COLORADO SPRINGS, Colo. — The DiSylvesters were on the South Canyon Trail, one of their favorites in Palmer Park, when something caught Dad’s eye.
“I saw something gleaning on the ground by my feet, so I picked it up,” Paul DiSylvester said. “I didn’t know what the heck it was.”
It was a shiny and tiny piece of metal he had to dig out of the ground. Paul stuck in his pocket, curious as to what it could be.
“It was bothering me,” he said. “I’d never seen anything like this.”
He posted pictures of it to a local Facebook group.
“Well, it was a pretty immediate response,” he said.
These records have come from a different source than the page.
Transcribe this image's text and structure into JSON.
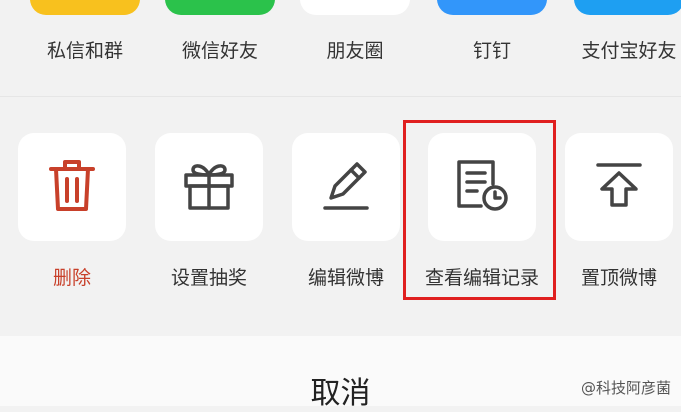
{
  "share_targets": [
    {
      "label": "私信和群",
      "color": "#f8c11e",
      "icon": "private-message-icon"
    },
    {
      "label": "微信好友",
      "color": "#2bc24b",
      "icon": "wechat-icon"
    },
    {
      "label": "朋友圈",
      "color": "#ffffff",
      "icon": "moments-icon"
    },
    {
      "label": "钉钉",
      "color": "#3296fa",
      "icon": "dingtalk-icon"
    },
    {
      "label": "支付宝好友",
      "color": "#1e9ff2",
      "icon": "alipay-icon"
    }
  ],
  "actions": [
    {
      "label": "删除",
      "icon": "trash-icon",
      "color": "#c8402a"
    },
    {
      "label": "设置抽奖",
      "icon": "gift-icon",
      "color": "#444444"
    },
    {
      "label": "编辑微博",
      "icon": "pencil-icon",
      "color": "#444444"
    },
    {
      "label": "查看编辑记录",
      "icon": "edit-history-icon",
      "color": "#444444"
    },
    {
      "label": "置顶微博",
      "icon": "pin-top-icon",
      "color": "#444444"
    }
  ],
  "highlight_color": "#e02020",
  "cancel_label": "取消",
  "watermark": "@科技阿彦菌"
}
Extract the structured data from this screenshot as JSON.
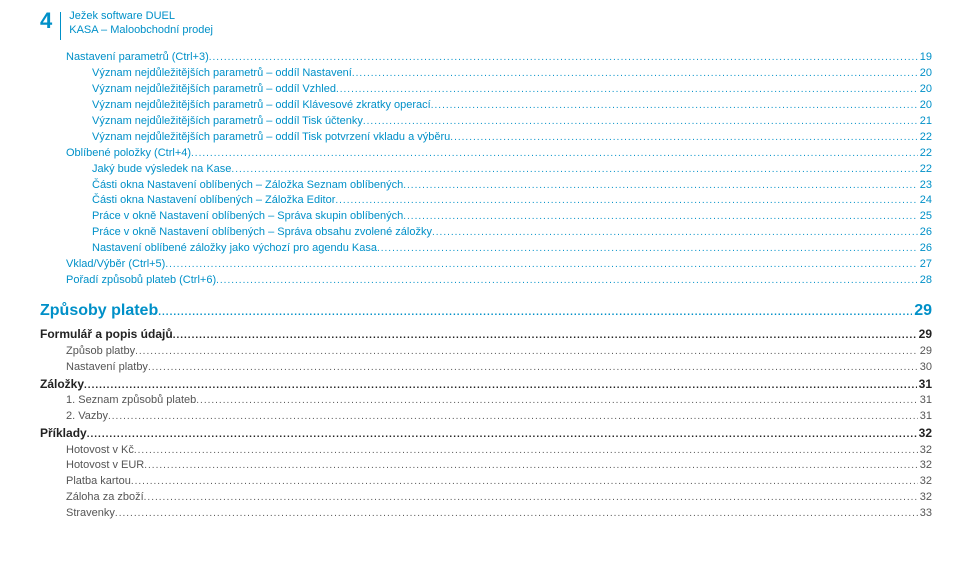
{
  "header": {
    "pageNumber": "4",
    "line1": "Ježek software DUEL",
    "line2": "KASA – Maloobchodní prodej"
  },
  "toc": [
    {
      "label": "Nastavení parametrů (Ctrl+3)",
      "page": "19",
      "indent": 1,
      "cls": "blue"
    },
    {
      "label": "Význam nejdůležitějších parametrů – oddíl Nastavení",
      "page": "20",
      "indent": 2,
      "cls": "blue"
    },
    {
      "label": "Význam nejdůležitějších parametrů – oddíl Vzhled",
      "page": "20",
      "indent": 2,
      "cls": "blue"
    },
    {
      "label": "Význam nejdůležitějších parametrů – oddíl Klávesové zkratky operací",
      "page": "20",
      "indent": 2,
      "cls": "blue"
    },
    {
      "label": "Význam nejdůležitějších parametrů – oddíl Tisk účtenky",
      "page": "21",
      "indent": 2,
      "cls": "blue"
    },
    {
      "label": "Význam nejdůležitějších parametrů – oddíl Tisk potvrzení vkladu a výběru",
      "page": "22",
      "indent": 2,
      "cls": "blue"
    },
    {
      "label": "Oblíbené položky (Ctrl+4)",
      "page": "22",
      "indent": 1,
      "cls": "blue"
    },
    {
      "label": "Jaký bude výsledek na Kase",
      "page": "22",
      "indent": 2,
      "cls": "blue"
    },
    {
      "label": "Části okna Nastavení oblíbených – Záložka Seznam oblíbených",
      "page": "23",
      "indent": 2,
      "cls": "blue"
    },
    {
      "label": "Části okna Nastavení oblíbených – Záložka Editor",
      "page": "24",
      "indent": 2,
      "cls": "blue"
    },
    {
      "label": "Práce v okně Nastavení oblíbených – Správa skupin oblíbených",
      "page": "25",
      "indent": 2,
      "cls": "blue"
    },
    {
      "label": "Práce v okně Nastavení oblíbených – Správa obsahu zvolené záložky",
      "page": "26",
      "indent": 2,
      "cls": "blue"
    },
    {
      "label": "Nastavení oblíbené záložky jako výchozí pro agendu Kasa",
      "page": "26",
      "indent": 2,
      "cls": "blue"
    },
    {
      "label": "Vklad/Výběr (Ctrl+5)",
      "page": "27",
      "indent": 1,
      "cls": "blue"
    },
    {
      "label": "Pořadí způsobů plateb (Ctrl+6)",
      "page": "28",
      "indent": 1,
      "cls": "blue"
    },
    {
      "label": "Způsoby plateb",
      "page": "29",
      "indent": 0,
      "cls": "chapter"
    },
    {
      "label": "Formulář a popis údajů",
      "page": "29",
      "indent": 0,
      "cls": "sec1"
    },
    {
      "label": "Způsob platby",
      "page": "29",
      "indent": 1,
      "cls": "grey"
    },
    {
      "label": "Nastavení platby",
      "page": "30",
      "indent": 1,
      "cls": "grey"
    },
    {
      "label": "Záložky",
      "page": "31",
      "indent": 0,
      "cls": "sec1"
    },
    {
      "label": "1. Seznam způsobů plateb",
      "page": "31",
      "indent": 1,
      "cls": "grey"
    },
    {
      "label": "2. Vazby",
      "page": "31",
      "indent": 1,
      "cls": "grey"
    },
    {
      "label": "Příklady",
      "page": "32",
      "indent": 0,
      "cls": "sec1"
    },
    {
      "label": "Hotovost v Kč",
      "page": "32",
      "indent": 1,
      "cls": "grey"
    },
    {
      "label": "Hotovost v EUR",
      "page": "32",
      "indent": 1,
      "cls": "grey"
    },
    {
      "label": "Platba kartou",
      "page": "32",
      "indent": 1,
      "cls": "grey"
    },
    {
      "label": "Záloha za zboží",
      "page": "32",
      "indent": 1,
      "cls": "grey"
    },
    {
      "label": "Stravenky",
      "page": "33",
      "indent": 1,
      "cls": "grey"
    }
  ]
}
People had theories, guesses, and disagreements, but one thing seemed clear: the metal piece was a piece of a syringe. Specifically, the needle hub between the needle and the tube.
“It just kind of bugged me all of the sudden,” DiSylvester said. “Like, ‘oh, nasty.’ I didn’t know what I was dealing with.”
The guesses of what kind of a syringe varied — from veterinary use, drawing tree sap and even criminal use.
“More of the suggestions was that it was from people doing drugs in the park, and that definitely bothered me because we’re here every week,” DiSylvester said.
The fragment is marked with “BD 25” on one side and “Yale 25.”
FOX21 News reached out to local medical professionals for their insight.
A manager of a diabetic clinic said it definitely was not used for insulin, as metal needle hubs had not been used for years. Another from UCHealth agreed, saying it was an older style and BD likely stands for Becton Dickinson.
Bector Dickinson, a large medical supply company, did not reply to our inquiry about the syringe at the time of this posting.
Whatever it may be, DiSylvester already has advice for his curious kids.
“My kids are always picking up rocks,” he said. “I warned them, ‘That thing Dad found, if you see anything like that, don’t pick it up, or let me know about it.”